::: THE DATA

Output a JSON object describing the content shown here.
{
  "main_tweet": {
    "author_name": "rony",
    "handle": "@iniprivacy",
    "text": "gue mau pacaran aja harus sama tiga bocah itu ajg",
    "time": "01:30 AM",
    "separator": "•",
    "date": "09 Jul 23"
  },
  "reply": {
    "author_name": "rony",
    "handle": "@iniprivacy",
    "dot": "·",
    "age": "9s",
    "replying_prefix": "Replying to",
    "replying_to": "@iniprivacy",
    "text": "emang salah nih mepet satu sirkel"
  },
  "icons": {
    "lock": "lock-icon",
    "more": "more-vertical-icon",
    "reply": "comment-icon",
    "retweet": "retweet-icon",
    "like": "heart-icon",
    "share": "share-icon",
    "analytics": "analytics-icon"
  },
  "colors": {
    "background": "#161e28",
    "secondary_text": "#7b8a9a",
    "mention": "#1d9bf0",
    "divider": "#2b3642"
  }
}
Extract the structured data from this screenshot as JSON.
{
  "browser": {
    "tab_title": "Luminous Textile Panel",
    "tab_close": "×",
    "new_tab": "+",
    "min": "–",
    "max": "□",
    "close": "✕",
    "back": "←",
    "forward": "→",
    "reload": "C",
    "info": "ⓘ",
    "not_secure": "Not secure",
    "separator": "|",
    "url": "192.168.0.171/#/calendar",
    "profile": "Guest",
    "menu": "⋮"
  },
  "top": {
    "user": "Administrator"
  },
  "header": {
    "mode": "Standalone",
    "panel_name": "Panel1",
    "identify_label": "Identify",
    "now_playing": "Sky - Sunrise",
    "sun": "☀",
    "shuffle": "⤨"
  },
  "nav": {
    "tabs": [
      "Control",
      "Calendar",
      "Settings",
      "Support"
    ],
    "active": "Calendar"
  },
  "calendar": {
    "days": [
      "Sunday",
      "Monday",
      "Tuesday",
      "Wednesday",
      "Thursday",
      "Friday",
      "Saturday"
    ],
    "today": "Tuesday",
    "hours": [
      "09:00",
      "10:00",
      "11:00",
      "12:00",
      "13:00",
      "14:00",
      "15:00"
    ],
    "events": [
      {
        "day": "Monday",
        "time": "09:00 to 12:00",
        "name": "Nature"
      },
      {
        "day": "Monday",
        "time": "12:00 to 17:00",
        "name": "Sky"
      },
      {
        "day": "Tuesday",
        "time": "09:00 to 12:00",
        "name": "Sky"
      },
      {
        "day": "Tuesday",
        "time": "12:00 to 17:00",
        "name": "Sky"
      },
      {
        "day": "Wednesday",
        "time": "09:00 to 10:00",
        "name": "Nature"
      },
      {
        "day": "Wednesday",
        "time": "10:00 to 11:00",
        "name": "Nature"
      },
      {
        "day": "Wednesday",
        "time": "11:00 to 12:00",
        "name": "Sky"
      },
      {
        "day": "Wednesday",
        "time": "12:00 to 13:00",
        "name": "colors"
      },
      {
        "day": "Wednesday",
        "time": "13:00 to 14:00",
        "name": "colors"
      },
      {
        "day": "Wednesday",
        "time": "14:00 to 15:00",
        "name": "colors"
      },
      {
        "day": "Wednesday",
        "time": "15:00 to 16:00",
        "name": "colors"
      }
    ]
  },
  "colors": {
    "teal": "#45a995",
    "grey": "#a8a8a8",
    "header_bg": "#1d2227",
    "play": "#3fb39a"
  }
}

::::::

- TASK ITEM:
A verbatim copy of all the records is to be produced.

- WRITTEN SOLUTION:
Output a JSON object describing the content shown here.
{
  "main_tweet": {
    "author_name": "rony",
    "handle": "@iniprivacy",
    "text": "gue mau pacaran aja harus sama tiga bocah itu ajg",
    "time": "01:30 AM",
    "separator": "•",
    "date": "09 Jul 23"
  },
  "reply": {
    "author_name": "rony",
    "handle": "@iniprivacy",
    "dot": "·",
    "age": "9s",
    "replying_prefix": "Replying to",
    "replying_to": "@iniprivacy",
    "text": "emang salah nih mepet satu sirkel"
  },
  "icons": {
    "lock": "lock-icon",
    "more": "more-vertical-icon",
    "reply": "comment-icon",
    "retweet": "retweet-icon",
    "like": "heart-icon",
    "share": "share-icon",
    "analytics": "analytics-icon"
  },
  "colors": {
    "background": "#161e28",
    "secondary_text": "#7b8a9a",
    "mention": "#1d9bf0",
    "divider": "#2b3642"
  }
}
Extract the structured data from this screenshot as JSON.
{
  "browser": {
    "tab_title": "Luminous Textile Panel",
    "tab_close": "×",
    "new_tab": "+",
    "min": "–",
    "max": "□",
    "close": "✕",
    "back": "←",
    "forward": "→",
    "reload": "C",
    "info": "ⓘ",
    "not_secure": "Not secure",
    "separator": "|",
    "url": "192.168.0.171/#/calendar",
    "profile": "Guest",
    "menu": "⋮"
  },
  "top": {
    "user": "Administrator"
  },
  "header": {
    "mode": "Standalone",
    "panel_name": "Panel1",
    "identify_label": "Identify",
    "now_playing": "Sky - Sunrise",
    "sun": "☀",
    "shuffle": "⤨"
  },
  "nav": {
    "tabs": [
      "Control",
      "Calendar",
      "Settings",
      "Support"
    ],
    "active": "Calendar"
  },
  "calendar": {
    "days": [
      "Sunday",
      "Monday",
      "Tuesday",
      "Wednesday",
      "Thursday",
      "Friday",
      "Saturday"
    ],
    "today": "Tuesday",
    "hours": [
      "09:00",
      "10:00",
      "11:00",
      "12:00",
      "13:00",
      "14:00",
      "15:00"
    ],
    "events": [
      {
        "day": "Monday",
        "time": "09:00 to 12:00",
        "name": "Nature"
      },
      {
        "day": "Monday",
        "time": "12:00 to 17:00",
        "name": "Sky"
      },
      {
        "day": "Tuesday",
        "time": "09:00 to 12:00",
        "name": "Sky"
      },
      {
        "day": "Tuesday",
        "time": "12:00 to 17:00",
        "name": "Sky"
      },
      {
        "day": "Wednesday",
        "time": "09:00 to 10:00",
        "name": "Nature"
      },
      {
        "day": "Wednesday",
        "time": "10:00 to 11:00",
        "name": "Nature"
      },
      {
        "day": "Wednesday",
        "time": "11:00 to 12:00",
        "name": "Sky"
      },
      {
        "day": "Wednesday",
        "time": "12:00 to 13:00",
        "name": "colors"
      },
      {
        "day": "Wednesday",
        "time": "13:00 to 14:00",
        "name": "colors"
      },
      {
        "day": "Wednesday",
        "time": "14:00 to 15:00",
        "name": "colors"
      },
      {
        "day": "Wednesday",
        "time": "15:00 to 16:00",
        "name": "colors"
      }
    ]
  },
  "colors": {
    "teal": "#45a995",
    "grey": "#a8a8a8",
    "header_bg": "#1d2227",
    "play": "#3fb39a"
  }
}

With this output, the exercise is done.